Victor said...

Hi Manfred

There's no iron law that says the incumbent has to be the candidate four years later.

As you know, Reagan ran unsuccessfully against Ford in 1976 and Ted Kennedy against Carter in 1980. Neither was thought to be acting in total defiance of the rules, although many in their respective parties thought they were letting the side down.

But, personally, I doubt that Hillary will want to do more than a four year stint. She's not got the stamina she used to have (which is reportedly why she gave up the State Department after Obama's first term). I suspect that crashing the "glass ceiling" and being the first woman in the top slot will be enough for her.

Yup, US politics are fascinating. Presidential elections are, to my mind, the greatest show on earth, apart from the FIFA World Cup.

Anonymous said...

"The *establishment* composed of journos, BS-Vending talking heads with well-formulated verbs, bureaucrato-cronies, lobbyists-in training, New Yorker-reading semi-intellectuals, image-conscious empty suits, Washington rent-seekers and other "well thinking" members of the vocal elites are not getting the point about what is happening and the sterility of their arguments."

"People are not voting for Trump (or Sanders). People are just voting, finally, to destroy the establishment.

manfred said...

Thanks Victor. Victorpedia never lets one down!

Victor said...

Nah! I didn't foresee Leicester City's weird triumph OR Trump getting this far. So what do i know?

manfred said...

Measured centre-left politics is useful 95% of the time. The unforseeable I leave to Chris!

jh said...

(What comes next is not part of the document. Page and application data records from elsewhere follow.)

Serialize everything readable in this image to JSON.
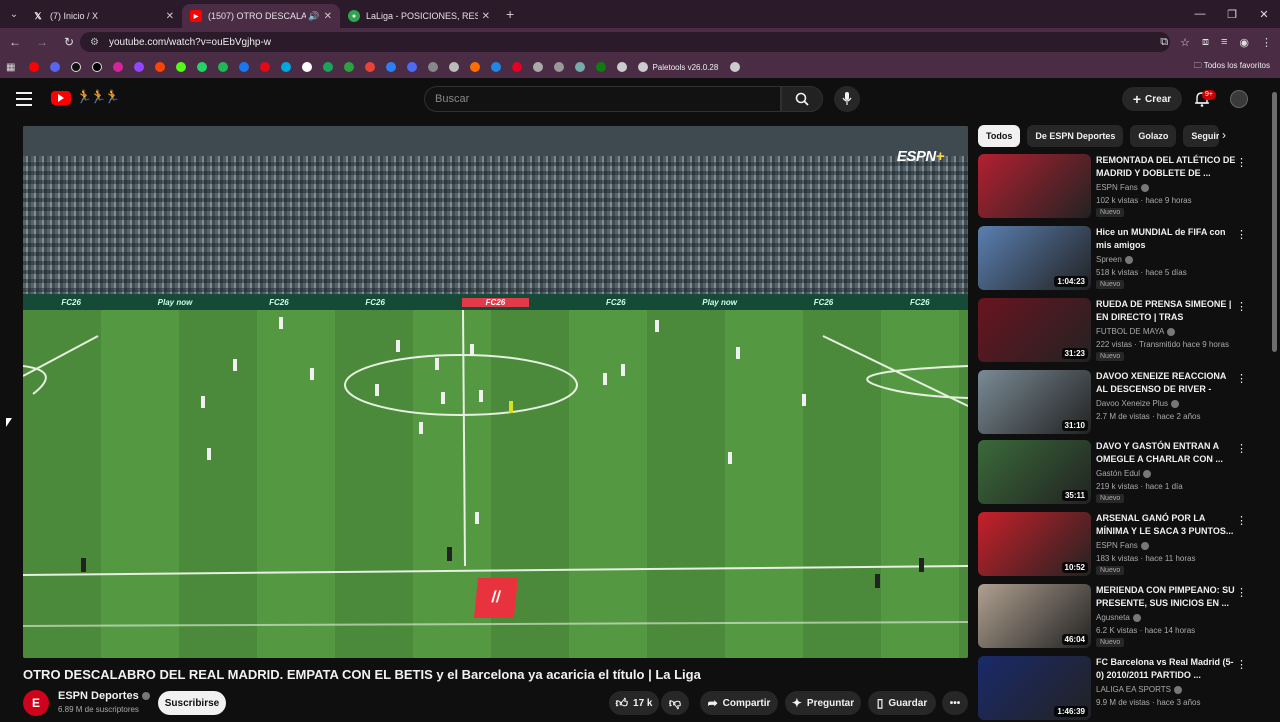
{
  "browser": {
    "tabs": [
      {
        "title": "(7) Inicio / X",
        "favicon": "x-icon",
        "active": false
      },
      {
        "title": "(1507) OTRO DESCALABRO",
        "favicon": "youtube-icon",
        "active": true
      },
      {
        "title": "LaLiga - POSICIONES, RESULTA...",
        "favicon": "laliga-icon",
        "active": false
      }
    ],
    "url": "youtube.com/watch?v=ouEbVgjhp-w",
    "bookmarks": {
      "paletools_label": "Paletools v26.0.28",
      "all_bookmarks_label": "Todos los favoritos"
    }
  },
  "youtube": {
    "search_placeholder": "Buscar",
    "create_label": "Crear",
    "notifications_badge": "9+",
    "player": {
      "espn_logo": "ESPN",
      "espn_plus": "+",
      "adboard": [
        "FC26",
        "Play now",
        "FC26",
        "FC26",
        "FC26",
        "FC26",
        "Play now",
        "FC26",
        "FC26"
      ]
    },
    "video": {
      "title": "OTRO DESCALABRO DEL REAL MADRID. EMPATA CON EL BETIS y el Barcelona ya acaricia el título | La Liga",
      "channel": "ESPN Deportes",
      "subscribers": "6.89 M de suscriptores",
      "subscribe_label": "Suscribirse",
      "likes": "17 k",
      "share_label": "Compartir",
      "ask_label": "Preguntar",
      "save_label": "Guardar"
    },
    "chips": [
      "Todos",
      "De ESPN Deportes",
      "Golazo",
      "Seguir"
    ],
    "recommendations": [
      {
        "title": "REMONTADA DEL ATLÉTICO DE MADRID Y DOBLETE DE ...",
        "channel": "ESPN Fans",
        "meta": "102 k vistas · hace 9 horas",
        "badge": "Nuevo",
        "duration": "",
        "thumb_color": "#b32030"
      },
      {
        "title": "Hice un MUNDIAL de FIFA con mis amigos",
        "channel": "Spreen",
        "meta": "518 k vistas · hace 5 días",
        "badge": "Nuevo",
        "duration": "1:04:23",
        "thumb_color": "#5a7fb0"
      },
      {
        "title": "RUEDA DE PRENSA SIMEONE | EN DIRECTO | TRAS ATLETICO...",
        "channel": "FUTBOL DE MAYA",
        "meta": "222 vistas · Transmitido hace 9 horas",
        "badge": "Nuevo",
        "duration": "31:23",
        "thumb_color": "#6a1420"
      },
      {
        "title": "DAVOO XENEIZE REACCIONA AL DESCENSO DE RIVER - PAS...",
        "channel": "Davoo Xeneize Plus",
        "meta": "2.7 M de vistas · hace 2 años",
        "badge": "",
        "duration": "31:10",
        "thumb_color": "#7a8a95"
      },
      {
        "title": "DAVO Y GASTÓN ENTRAN A OMEGLE A CHARLAR CON ...",
        "channel": "Gastón Edul",
        "meta": "219 k vistas · hace 1 día",
        "badge": "Nuevo",
        "duration": "35:11",
        "thumb_color": "#3a6a3a"
      },
      {
        "title": "ARSENAL GANÓ POR LA MÍNIMA Y LE SACA 3 PUNTOS...",
        "channel": "ESPN Fans",
        "meta": "183 k vistas · hace 11 horas",
        "badge": "Nuevo",
        "duration": "10:52",
        "thumb_color": "#c8202a"
      },
      {
        "title": "MERIENDA CON PIMPEANO: SU PRESENTE, SUS INICIOS EN ...",
        "channel": "Agusneta",
        "meta": "6.2 K vistas · hace 14 horas",
        "badge": "Nuevo",
        "duration": "46:04",
        "thumb_color": "#b0a090"
      },
      {
        "title": "FC Barcelona vs Real Madrid (5-0) 2010/2011 PARTIDO ...",
        "channel": "LALIGA EA SPORTS",
        "meta": "9.9 M de vistas · hace 3 años",
        "badge": "",
        "duration": "1:46:39",
        "thumb_color": "#1a2a6a"
      }
    ]
  }
}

When Trump calls Mexicans "rapists", he is being sloppy (obviously some are good people trying to escape poverty). However, he is send a message fairly and squarely to the section of US who are held in contempt by liberals with a superiority complex. He is unequivocally drawing a line. Amongst the working classes migrants are seen at a basic (animal?) level as competition for resources.
Take NZ and the continual copious praise heeped on "our migrants" (prize bantims) by elites and media. Just this morning Paul Henry and Maggie Barry (a National robot) declared nothing to see over allegations of an ethnic property by up.